> Listed entries:
○ ○ ○

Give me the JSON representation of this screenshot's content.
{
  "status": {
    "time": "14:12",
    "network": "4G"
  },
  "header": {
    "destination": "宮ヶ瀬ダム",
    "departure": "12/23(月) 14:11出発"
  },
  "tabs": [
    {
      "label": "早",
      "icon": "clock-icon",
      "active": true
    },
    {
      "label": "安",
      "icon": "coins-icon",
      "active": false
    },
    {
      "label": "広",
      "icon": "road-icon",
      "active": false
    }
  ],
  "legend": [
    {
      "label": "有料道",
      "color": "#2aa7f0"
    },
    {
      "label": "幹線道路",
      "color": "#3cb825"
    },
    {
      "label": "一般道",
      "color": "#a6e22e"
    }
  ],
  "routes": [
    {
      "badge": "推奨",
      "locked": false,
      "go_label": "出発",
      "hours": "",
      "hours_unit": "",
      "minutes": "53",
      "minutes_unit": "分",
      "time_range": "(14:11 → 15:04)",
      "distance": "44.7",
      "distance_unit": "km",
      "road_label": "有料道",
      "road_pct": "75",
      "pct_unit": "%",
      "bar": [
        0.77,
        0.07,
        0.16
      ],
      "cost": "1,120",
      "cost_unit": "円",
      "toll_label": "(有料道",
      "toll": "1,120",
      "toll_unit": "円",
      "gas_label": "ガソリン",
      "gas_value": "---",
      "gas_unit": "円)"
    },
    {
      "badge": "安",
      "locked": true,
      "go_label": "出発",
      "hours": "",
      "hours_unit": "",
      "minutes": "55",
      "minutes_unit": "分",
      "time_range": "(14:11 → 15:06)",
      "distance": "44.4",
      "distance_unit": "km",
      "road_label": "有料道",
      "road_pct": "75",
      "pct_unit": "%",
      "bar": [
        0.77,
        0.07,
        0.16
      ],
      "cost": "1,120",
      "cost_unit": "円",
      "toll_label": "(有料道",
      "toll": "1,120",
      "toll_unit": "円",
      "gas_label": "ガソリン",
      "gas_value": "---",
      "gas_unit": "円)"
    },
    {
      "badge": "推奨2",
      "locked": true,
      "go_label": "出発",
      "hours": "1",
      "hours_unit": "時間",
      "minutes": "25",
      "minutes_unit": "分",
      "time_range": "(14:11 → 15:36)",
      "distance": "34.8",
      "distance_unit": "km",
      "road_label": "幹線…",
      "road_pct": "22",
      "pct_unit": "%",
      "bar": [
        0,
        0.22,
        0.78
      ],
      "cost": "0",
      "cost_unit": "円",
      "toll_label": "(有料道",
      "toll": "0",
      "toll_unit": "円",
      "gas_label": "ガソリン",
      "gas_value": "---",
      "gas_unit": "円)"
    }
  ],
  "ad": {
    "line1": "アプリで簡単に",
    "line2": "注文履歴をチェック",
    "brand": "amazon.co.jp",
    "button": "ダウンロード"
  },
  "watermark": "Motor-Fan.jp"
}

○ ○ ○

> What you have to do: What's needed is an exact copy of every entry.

> Reply:
Give me the JSON representation of this screenshot's content.
{
  "status": {
    "time": "14:12",
    "network": "4G"
  },
  "header": {
    "destination": "宮ヶ瀬ダム",
    "departure": "12/23(月) 14:11出発"
  },
  "tabs": [
    {
      "label": "早",
      "icon": "clock-icon",
      "active": true
    },
    {
      "label": "安",
      "icon": "coins-icon",
      "active": false
    },
    {
      "label": "広",
      "icon": "road-icon",
      "active": false
    }
  ],
  "legend": [
    {
      "label": "有料道",
      "color": "#2aa7f0"
    },
    {
      "label": "幹線道路",
      "color": "#3cb825"
    },
    {
      "label": "一般道",
      "color": "#a6e22e"
    }
  ],
  "routes": [
    {
      "badge": "推奨",
      "locked": false,
      "go_label": "出発",
      "hours": "",
      "hours_unit": "",
      "minutes": "53",
      "minutes_unit": "分",
      "time_range": "(14:11 → 15:04)",
      "distance": "44.7",
      "distance_unit": "km",
      "road_label": "有料道",
      "road_pct": "75",
      "pct_unit": "%",
      "bar": [
        0.77,
        0.07,
        0.16
      ],
      "cost": "1,120",
      "cost_unit": "円",
      "toll_label": "(有料道",
      "toll": "1,120",
      "toll_unit": "円",
      "gas_label": "ガソリン",
      "gas_value": "---",
      "gas_unit": "円)"
    },
    {
      "badge": "安",
      "locked": true,
      "go_label": "出発",
      "hours": "",
      "hours_unit": "",
      "minutes": "55",
      "minutes_unit": "分",
      "time_range": "(14:11 → 15:06)",
      "distance": "44.4",
      "distance_unit": "km",
      "road_label": "有料道",
      "road_pct": "75",
      "pct_unit": "%",
      "bar": [
        0.77,
        0.07,
        0.16
      ],
      "cost": "1,120",
      "cost_unit": "円",
      "toll_label": "(有料道",
      "toll": "1,120",
      "toll_unit": "円",
      "gas_label": "ガソリン",
      "gas_value": "---",
      "gas_unit": "円)"
    },
    {
      "badge": "推奨2",
      "locked": true,
      "go_label": "出発",
      "hours": "1",
      "hours_unit": "時間",
      "minutes": "25",
      "minutes_unit": "分",
      "time_range": "(14:11 → 15:36)",
      "distance": "34.8",
      "distance_unit": "km",
      "road_label": "幹線…",
      "road_pct": "22",
      "pct_unit": "%",
      "bar": [
        0,
        0.22,
        0.78
      ],
      "cost": "0",
      "cost_unit": "円",
      "toll_label": "(有料道",
      "toll": "0",
      "toll_unit": "円",
      "gas_label": "ガソリン",
      "gas_value": "---",
      "gas_unit": "円)"
    }
  ],
  "ad": {
    "line1": "アプリで簡単に",
    "line2": "注文履歴をチェック",
    "brand": "amazon.co.jp",
    "button": "ダウンロード"
  },
  "watermark": "Motor-Fan.jp"
}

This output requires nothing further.